I can understand someone loving "The Last Emperor" (as I do), or being
bored stiff. Visually ravishing, it is an epic film about an empty man,
the last emperor of China Pu Yi.
Raised from birth with no real experience of the outside world, trained
only to fulfill his role as a symbolic figurehead, we watch Pu Yi swept
along by the great tides of history in the 20th century east. Only
after going through ten years 're-education' at the hands of the
Chinese communists does he start to seem connected to the world and to
The film forces a lot of challenging 're-thinking'. While clearly not
forgiving the murderous excesses of the Chinese cultural revolution in
the 60s, it does show that ' at least in this specific case ' the
harshness of the Chinese communists was better for Pu Yi as a human
being than the false kindness of all those that surrounded him for much
of his life.
There are weak spots. Peter O'Toole - who I usually love - is at his
most self-consciously theatrical as Pu Yi's western tutor, a tone that
makes it feel like he's in a different film. Some scenes feel like pure
exposition, with characters having conversations only so we the
audience understands historical context. And it's sometimes hard to
stay fully connected to a 165 minute epic about an empty man (although
'Citizen Kane' could be looked at that way).
But in the end, when Pu Yi finds some measure of happiness and
wholeness as a simple gardener, there is a fascinating feeling of deep
emotional reward for much of what felt flat earlier.
The Italian TV cut is almost a full hour longer than the feature
version (which Bertolucci is now said to prefer), I find each have
different strengths. I agree that the longer version is a bit "more
boring" to quote the director himself, but it also fills out the story
in important ways. By giving us more information about Pu Yi's
childhood, and time in prison (even if some of those scenes do feel a
bit clunky with exposition) his character feels much more fleshed out,
less of a cipher. More a man, less a symbol. And some of the important
changes both in the story and in his personality feel less sudden or

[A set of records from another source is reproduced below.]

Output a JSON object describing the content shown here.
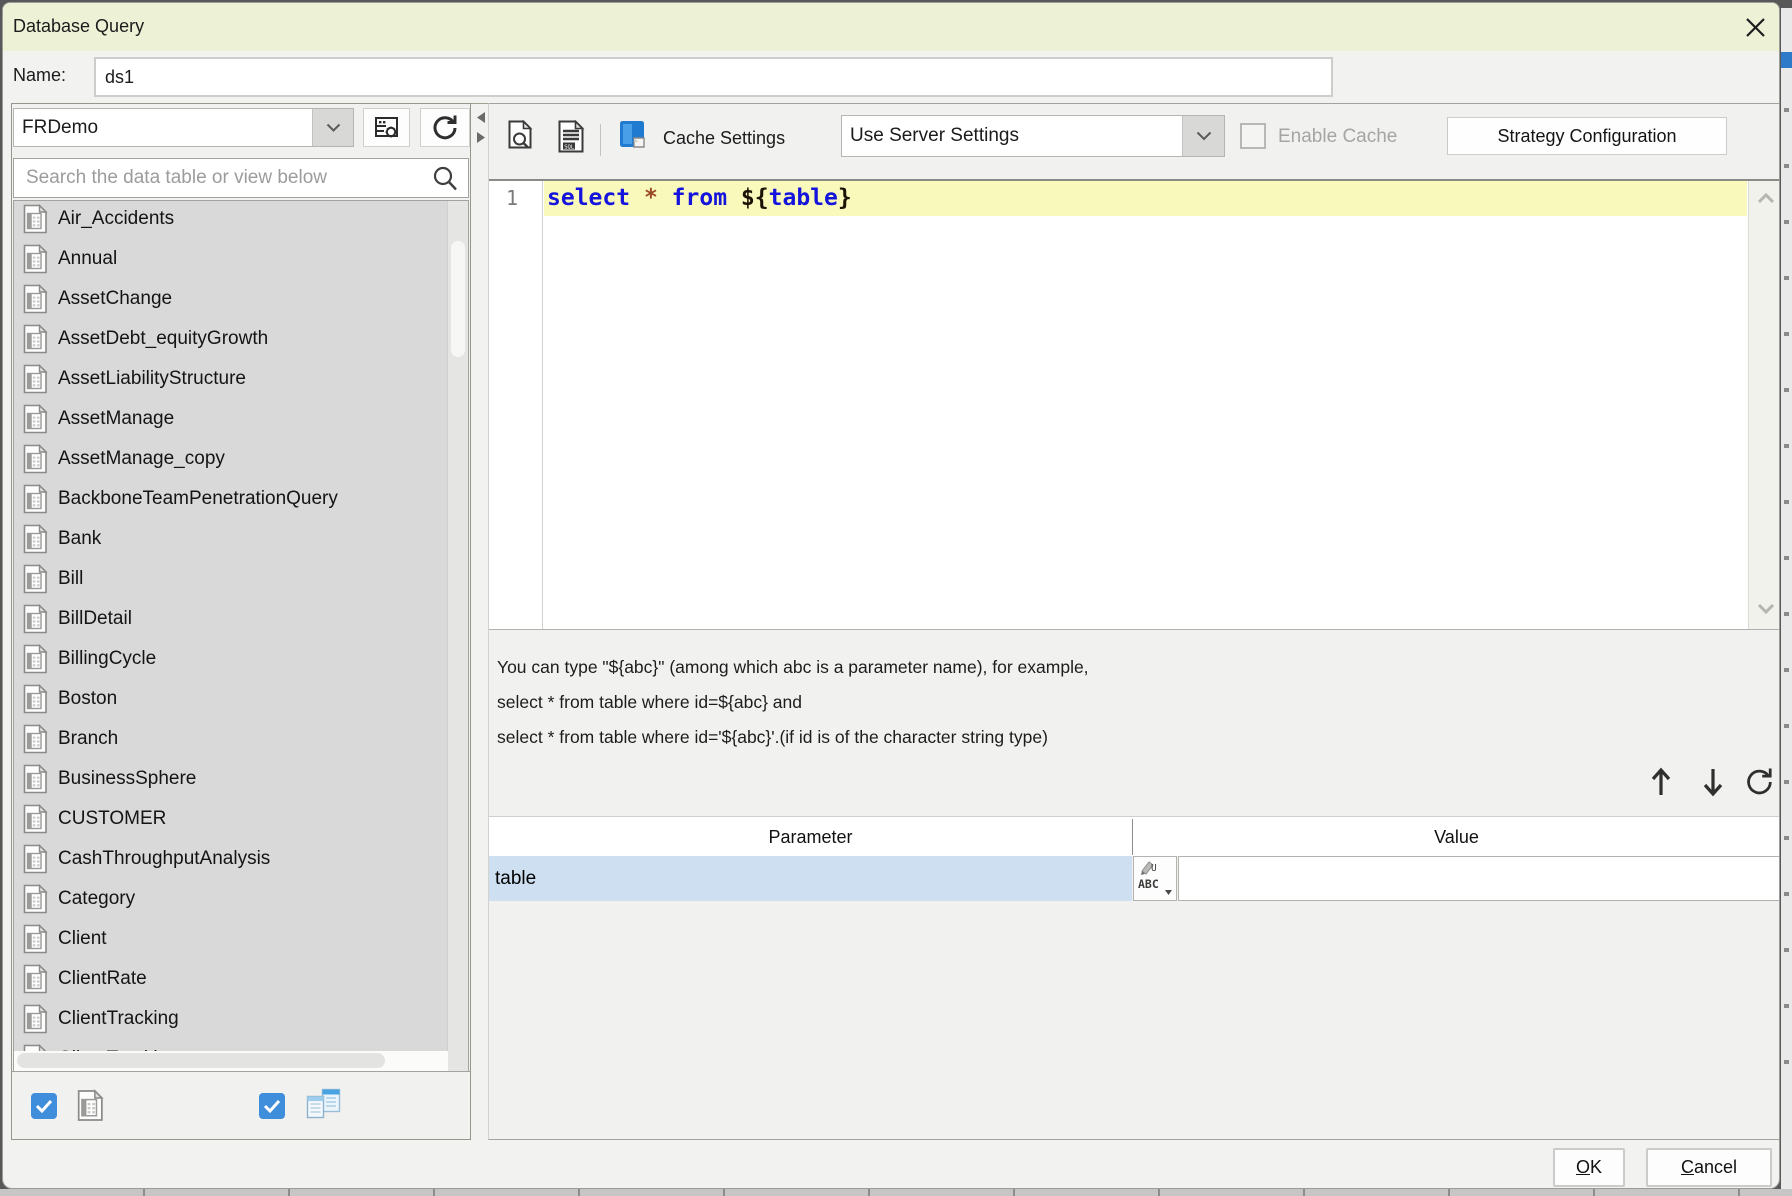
{
  "window": {
    "title": "Database Query"
  },
  "name_row": {
    "label": "Name:",
    "value": "ds1"
  },
  "connection": {
    "selected": "FRDemo"
  },
  "search": {
    "placeholder": "Search the data table or view below"
  },
  "tables": [
    "Air_Accidents",
    "Annual",
    "AssetChange",
    "AssetDebt_equityGrowth",
    "AssetLiabilityStructure",
    "AssetManage",
    "AssetManage_copy",
    "BackboneTeamPenetrationQuery",
    "Bank",
    "Bill",
    "BillDetail",
    "BillingCycle",
    "Boston",
    "Branch",
    "BusinessSphere",
    "CUSTOMER",
    "CashThroughputAnalysis",
    "Category",
    "Client",
    "ClientRate",
    "ClientTracking"
  ],
  "tables_partial": "ClientTracking",
  "toolbar": {
    "cache_settings_label": "Cache Settings",
    "cache_mode": "Use Server Settings",
    "enable_cache_label": "Enable Cache",
    "strategy_button": "Strategy Configuration"
  },
  "editor": {
    "line_number": "1",
    "tokens": [
      {
        "t": "select",
        "c": "kw"
      },
      {
        "t": " ",
        "c": "pl"
      },
      {
        "t": "*",
        "c": "op"
      },
      {
        "t": " ",
        "c": "pl"
      },
      {
        "t": "from",
        "c": "kw"
      },
      {
        "t": " ",
        "c": "pl"
      },
      {
        "t": "${",
        "c": "br"
      },
      {
        "t": "table",
        "c": "kw"
      },
      {
        "t": "}",
        "c": "br"
      }
    ]
  },
  "help": {
    "lines": [
      "You can type \"${abc}\" (among which abc is a parameter name), for example,",
      "select * from table where id=${abc} and",
      "select * from table where id='${abc}'.(if id is of the character string type)"
    ]
  },
  "params": {
    "columns": [
      "Parameter",
      "Value"
    ],
    "rows": [
      {
        "name": "table",
        "value": "",
        "type_icon": "ABC"
      }
    ]
  },
  "footer": {
    "ok": "OK",
    "cancel": "Cancel"
  },
  "colors": {
    "titlebar": "#edf2d6",
    "dialog_bg": "#f2f2f1",
    "list_bg": "#d9d9d9",
    "active_line": "#f9f9bb",
    "keyword": "#1414dc",
    "operator": "#9a4a28",
    "param_row": "#cddff0",
    "checkbox_blue": "#3f8edc"
  },
  "icons": {
    "close": "close-icon",
    "combo_chevron": "chevron-down-icon",
    "connection_config": "connection-config-icon",
    "refresh": "refresh-icon",
    "search": "search-icon",
    "table": "data-table-icon",
    "preview": "sql-preview-icon",
    "sql_export": "sql-export-icon",
    "paste": "paste-sql-icon",
    "move_up": "arrow-up-icon",
    "move_down": "arrow-down-icon",
    "string_type": "string-type-icon",
    "collapse_left": "collapse-left-icon",
    "collapse_right": "collapse-right-icon",
    "view": "data-view-icon",
    "check": "check-icon"
  }
}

confusing. Probably my personal 'perfect' version would split the
difference, but I was very glad to see this alternate cut.
Well worth watching again. In the 'west' many of us don't know much about the history of China...
Photocopied DVD cover
Very poor quality image and sound
Cover not English but Korean
Image is half of screen size
The film gave me a good idea of the events leading up to the declaration of The People's Republic of China, and the life of the dethroned Emperor who became plain Mr Pu Yi.
The film also gives insight to the horrors of the Japanese invasion of China, and the historical accuracy doesn't seem to have been too distorted or glamourised by the Hollywood treatrment.
I would definitely recommend this film to anyone who is about to visit Beijing, and those who would like to know more about this period in China's history.